But Susan Eckerly, the chief Senate lobbyist for the National Federation of Independent Businesses, which represents 600,000 small-business owners, said Mr. Bradley’s minimum wage proposal would do little to help the poor because most of the 12 million people earning the minimum wage are teen-agers living at home or single adults. She added that increasing the minimum wage discouraged small companies from hiring young people.
”This is a very blunt instrument to use to get at child poverty,” Ms. Eckerly said.
Mr. Bradley’s aides said his minimum wage and tax proposals would typically increase the incomes of working-poor families by $2,000 to $3,000 a year.
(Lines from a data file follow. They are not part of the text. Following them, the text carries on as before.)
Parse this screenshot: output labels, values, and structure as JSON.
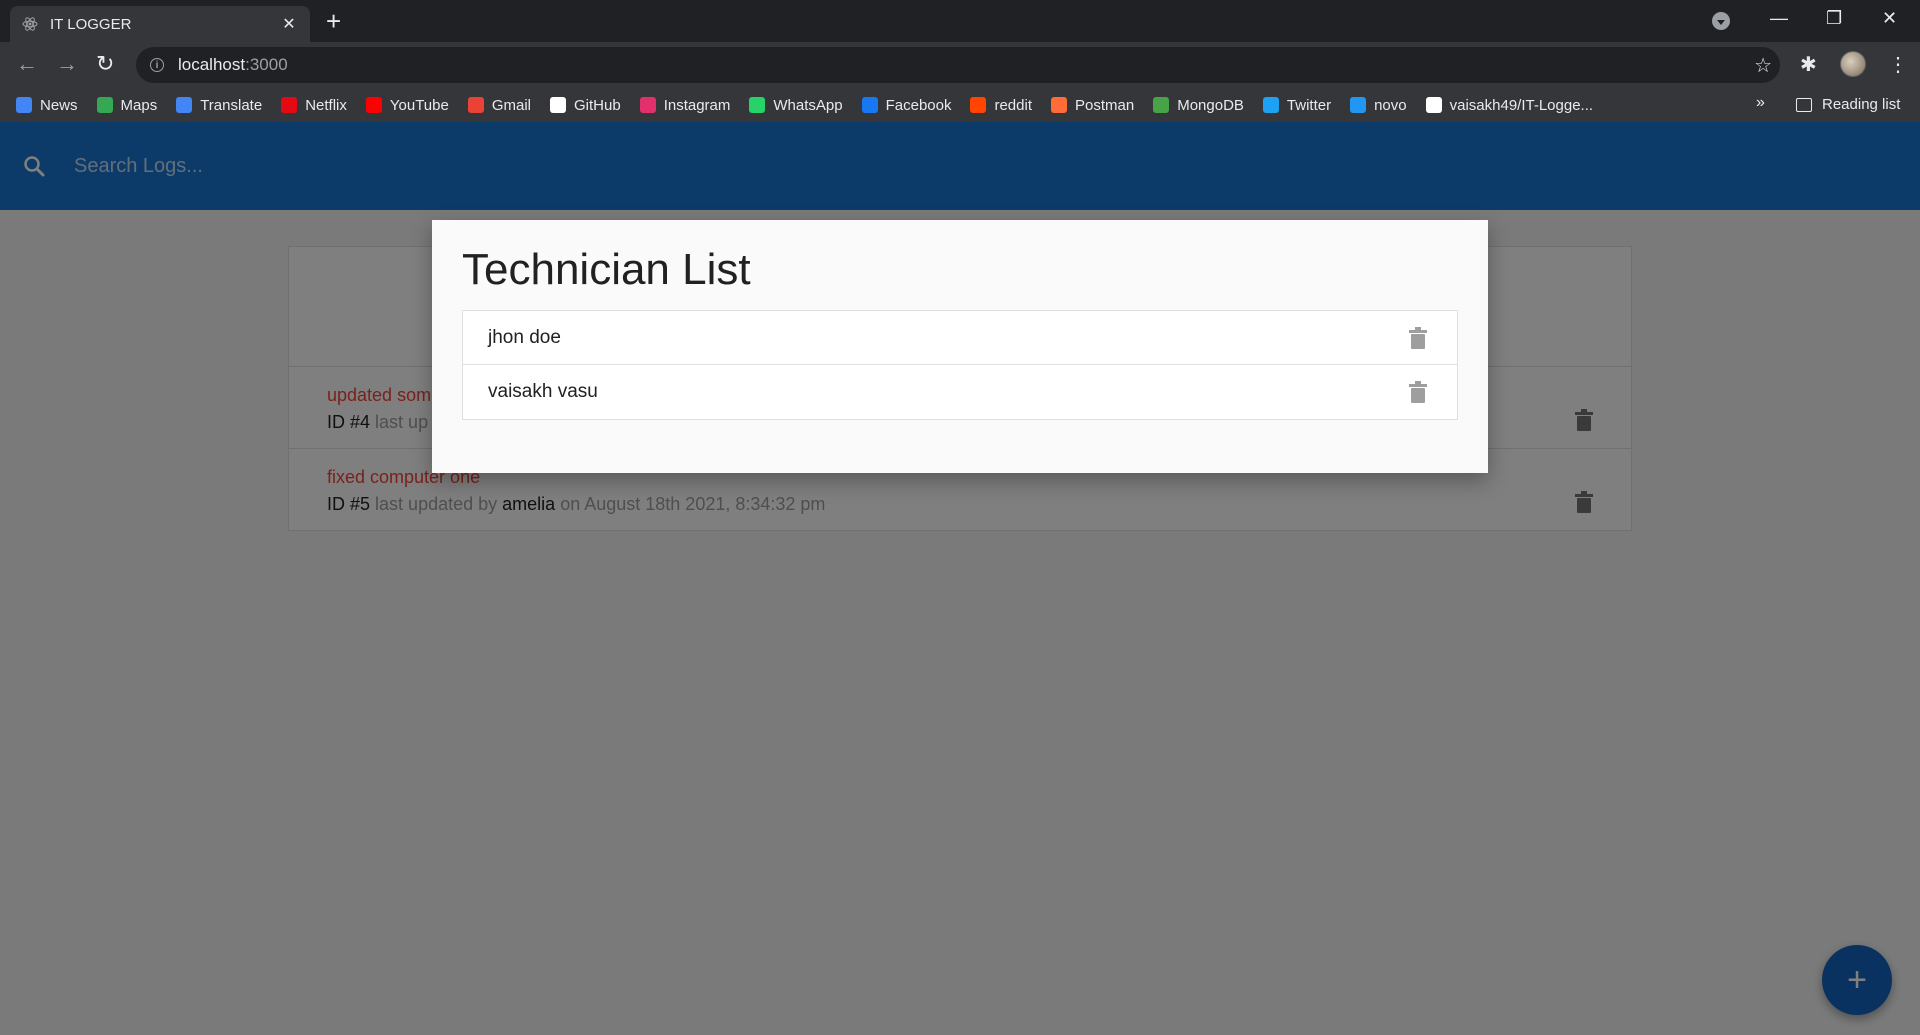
{
  "browser": {
    "tab_title": "IT LOGGER",
    "tab_close": "✕",
    "new_tab": "+",
    "url_host": "localhost",
    "url_rest": ":3000",
    "window_controls": {
      "minimize": "—",
      "restore": "❐",
      "close": "✕"
    },
    "nav": {
      "back": "←",
      "forward": "→",
      "reload": "↻"
    },
    "star": "☆",
    "extensions": "✱",
    "menu": "⋮",
    "bookmarks": [
      {
        "label": "News",
        "icon": "news-icon",
        "color": "#4285f4"
      },
      {
        "label": "Maps",
        "icon": "maps-icon",
        "color": "#34a853"
      },
      {
        "label": "Translate",
        "icon": "translate-icon",
        "color": "#4285f4"
      },
      {
        "label": "Netflix",
        "icon": "netflix-icon",
        "color": "#e50914"
      },
      {
        "label": "YouTube",
        "icon": "youtube-icon",
        "color": "#ff0000"
      },
      {
        "label": "Gmail",
        "icon": "gmail-icon",
        "color": "#ea4335"
      },
      {
        "label": "GitHub",
        "icon": "github-icon",
        "color": "#ffffff"
      },
      {
        "label": "Instagram",
        "icon": "instagram-icon",
        "color": "#e1306c"
      },
      {
        "label": "WhatsApp",
        "icon": "whatsapp-icon",
        "color": "#25d366"
      },
      {
        "label": "Facebook",
        "icon": "facebook-icon",
        "color": "#1877f2"
      },
      {
        "label": "reddit",
        "icon": "reddit-icon",
        "color": "#ff4500"
      },
      {
        "label": "Postman",
        "icon": "postman-icon",
        "color": "#ff6c37"
      },
      {
        "label": "MongoDB",
        "icon": "mongodb-icon",
        "color": "#47a248"
      },
      {
        "label": "Twitter",
        "icon": "twitter-icon",
        "color": "#1da1f2"
      },
      {
        "label": "novo",
        "icon": "novo-icon",
        "color": "#2196f3"
      },
      {
        "label": "vaisakh49/IT-Logge...",
        "icon": "github-icon",
        "color": "#ffffff"
      }
    ],
    "bookmarks_more": "»",
    "reading_list": "Reading list"
  },
  "app": {
    "search_placeholder": "Search Logs...",
    "logs": [
      {
        "message": "updated som",
        "id": "ID #4",
        "meta_rest": "last up",
        "tech": "",
        "date": ""
      },
      {
        "message": "fixed computer one",
        "id": "ID #5",
        "meta_rest": "last updated by",
        "tech": "amelia",
        "date": "on August 18th 2021, 8:34:32 pm"
      }
    ],
    "fab_label": "+"
  },
  "modal": {
    "title": "Technician List",
    "technicians": [
      "jhon doe",
      "vaisakh vasu"
    ]
  },
  "colors": {
    "app_bar": "#1976d2",
    "fab": "#1565c0",
    "log_message": "#f44336"
  }
}
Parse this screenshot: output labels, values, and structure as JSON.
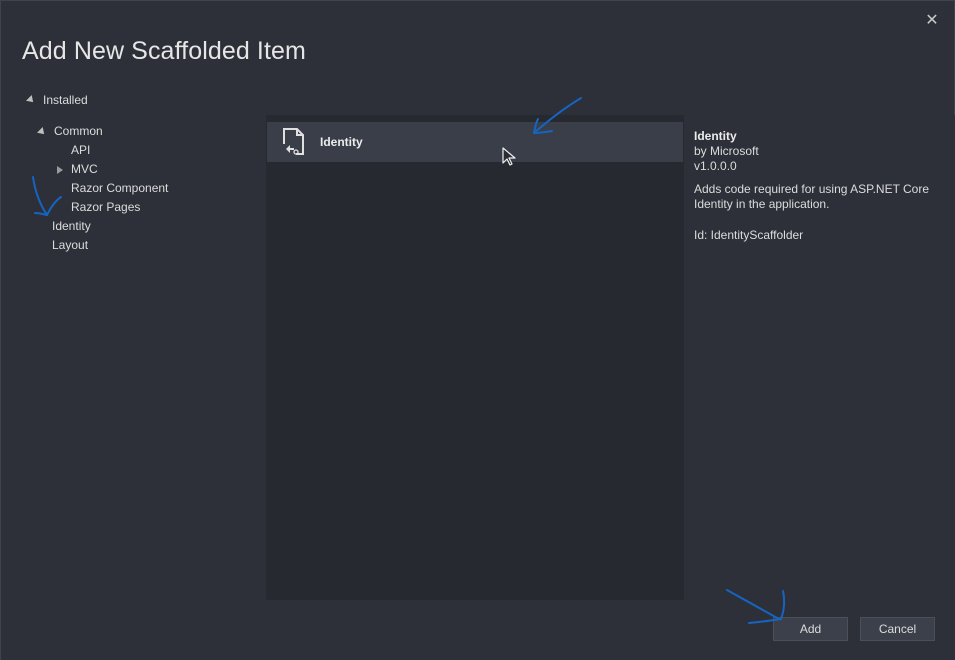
{
  "dialog": {
    "title": "Add New Scaffolded Item",
    "close_label": "✕"
  },
  "tree": {
    "root_label": "Installed",
    "items": [
      {
        "label": "Common"
      },
      {
        "label": "API"
      },
      {
        "label": "MVC"
      },
      {
        "label": "Razor Component"
      },
      {
        "label": "Razor Pages"
      },
      {
        "label": "Identity"
      },
      {
        "label": "Layout"
      }
    ]
  },
  "list": {
    "items": [
      {
        "label": "Identity",
        "icon": "scaffolder-document-icon"
      }
    ]
  },
  "details": {
    "title": "Identity",
    "author": "by Microsoft",
    "version": "v1.0.0.0",
    "description": "Adds code required for using ASP.NET Core Identity in the application.",
    "id_line": "Id: IdentityScaffolder"
  },
  "footer": {
    "add_label": "Add",
    "cancel_label": "Cancel"
  },
  "colors": {
    "background": "#2d3038",
    "list_background": "#262930",
    "selected_row": "#3a3e48",
    "annotation_blue": "#1565c0"
  }
}
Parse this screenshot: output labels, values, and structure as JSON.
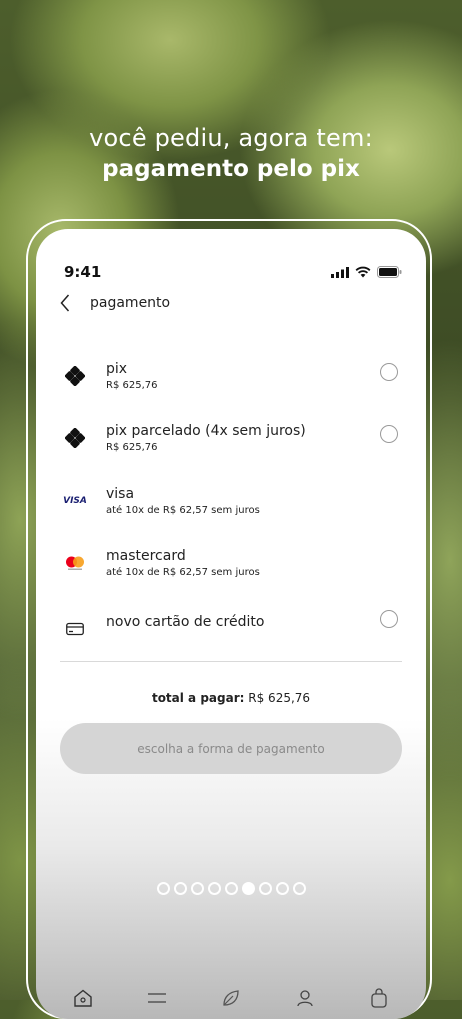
{
  "promo": {
    "line1": "você pediu, agora tem:",
    "line2": "pagamento pelo pix"
  },
  "status": {
    "time": "9:41",
    "icons": [
      "signal-icon",
      "wifi-icon",
      "battery-icon"
    ]
  },
  "nav": {
    "back_icon": "chevron-left-icon",
    "title": "pagamento"
  },
  "payment_options": [
    {
      "icon": "pix-icon",
      "name": "pix",
      "detail": "R$ 625,76",
      "has_radio": true
    },
    {
      "icon": "pix-icon",
      "name": "pix parcelado (4x sem juros)",
      "detail": "R$ 625,76",
      "has_radio": true
    },
    {
      "icon": "visa-icon",
      "icon_text": "VISA",
      "name": "visa",
      "detail": "até 10x de R$ 62,57 sem juros",
      "has_radio": false
    },
    {
      "icon": "mastercard-icon",
      "name": "mastercard",
      "detail": "até 10x de R$ 62,57 sem juros",
      "has_radio": false
    },
    {
      "icon": "credit-card-icon",
      "name": "novo cartão de crédito",
      "detail": "",
      "has_radio": true
    }
  ],
  "total": {
    "label": "total a pagar:",
    "value": "R$ 625,76"
  },
  "cta": {
    "label": "escolha a forma de pagamento"
  },
  "carousel": {
    "count": 9,
    "active_index": 5
  },
  "tabbar": {
    "icons": [
      "home-icon",
      "menu-icon",
      "leaf-icon",
      "profile-icon",
      "bag-icon"
    ]
  },
  "colors": {
    "accent_mastercard_red": "#eb001b",
    "accent_mastercard_yellow": "#f79e1b",
    "visa_blue": "#1a1f71",
    "button_disabled": "#d5d5d5"
  }
}
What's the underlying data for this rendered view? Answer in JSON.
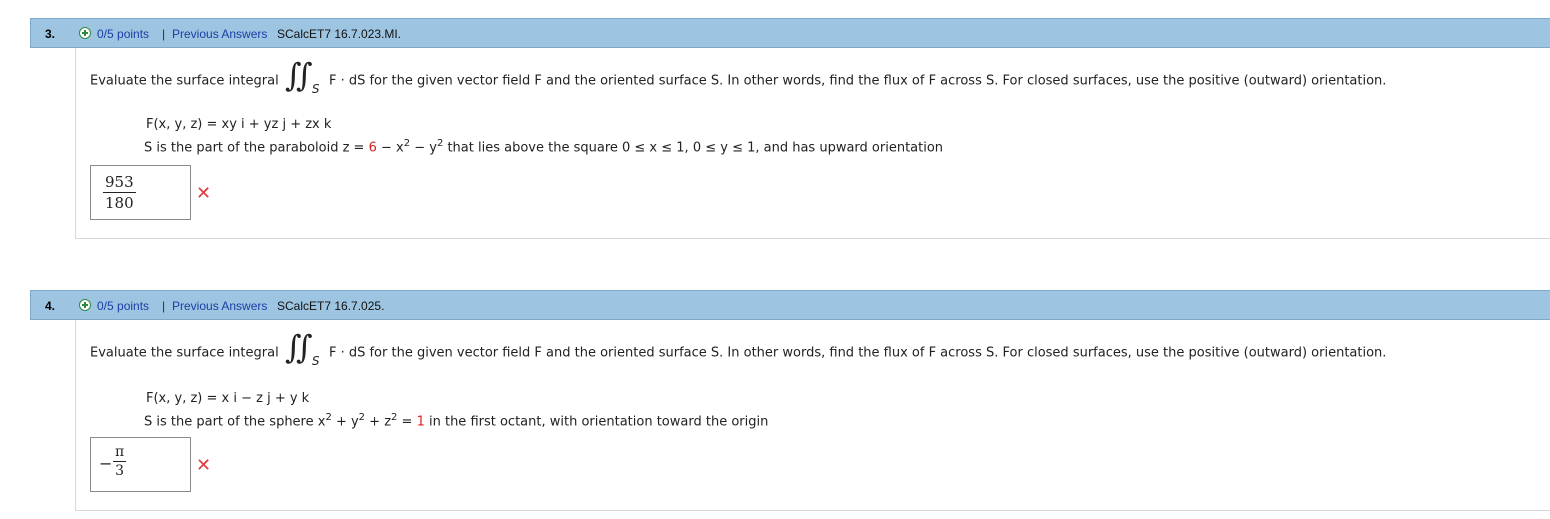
{
  "questions": [
    {
      "number": "3.",
      "points": "0/5 points",
      "separator": "|",
      "previous_answers": "Previous Answers",
      "code": "SCalcET7 16.7.023.MI.",
      "prompt_before": "Evaluate the surface integral",
      "integral_sub": "S",
      "prompt_after": "F · dS  for the given vector field F and the oriented surface S. In other words, find the flux of F across S. For closed surfaces, use the positive (outward) orientation.",
      "field": "F(x, y, z) = xy i + yz j + zx k",
      "surface_before": "S is the part of the paraboloid  z = ",
      "surface_red": "6",
      "surface_after": " − x",
      "surface_rest": " − y",
      "surface_end": " that lies above the square 0 ≤ x ≤ 1, 0 ≤ y ≤ 1,  and has upward orientation",
      "sup": "2",
      "answer_sign": "",
      "answer_num": "953",
      "answer_den": "180",
      "result_icon": "✕"
    },
    {
      "number": "4.",
      "points": "0/5 points",
      "separator": "|",
      "previous_answers": "Previous Answers",
      "code": "SCalcET7 16.7.025.",
      "prompt_before": "Evaluate the surface integral",
      "integral_sub": "S",
      "prompt_after": "F · dS  for the given vector field F and the oriented surface S. In other words, find the flux of F across S. For closed surfaces, use the positive (outward) orientation.",
      "field": "F(x, y, z) = x i − z j + y k",
      "surface_before": "S is the part of the sphere  x",
      "surface_mid1": " + y",
      "surface_mid2": " + z",
      "surface_eq": " = ",
      "surface_red": "1",
      "surface_end": "  in the first octant, with orientation toward the origin",
      "sup": "2",
      "answer_sign": "−",
      "answer_num": "π",
      "answer_den": "3",
      "result_icon": "✕"
    }
  ]
}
Poverty is defined as earning less than $16,400 a year for a family of four.
Authorities on poverty said the most important element of Mr. Bradley’s plan was his proposal to expand the earned-income tax credit, which is intended to encourage poor parents to work. Under current policy, a refundable credit of up to $3,816 a year is given to families with two or more children. The credit is gradually phased out for families earning $12,400 to $30,580 a year.
Mr. Bradley would give larger families more money: $4,500 a year for families with three or more children. He would also phase out the credit at a slower rate, so that families earning higher incomes could keep more of it. And he would eliminate a glitch in the policy that reduces the credit for married couples filing joint tax returns.
Among other elements of Mr. Bradley’s plan are these:
*An increase in Federal subsidies for day care by $1 billion a year, enough to provide care for an additional 420,000 low-income children.
*A proposal to make an existing tax credit for child care expenses refundable, so that low-income families with no tax liabilities would receive Government checks to cover their costs for day care and other family expenses.
*A program to create 2,000 community centers, at a cost of $1 billion a year, to provide after-school services and activities for latch-key children.
Mr. Bradley also said he would spend $300 million a year to create 550 group homes for poor teen-age girls during their pregnancies and for one year after childbirth.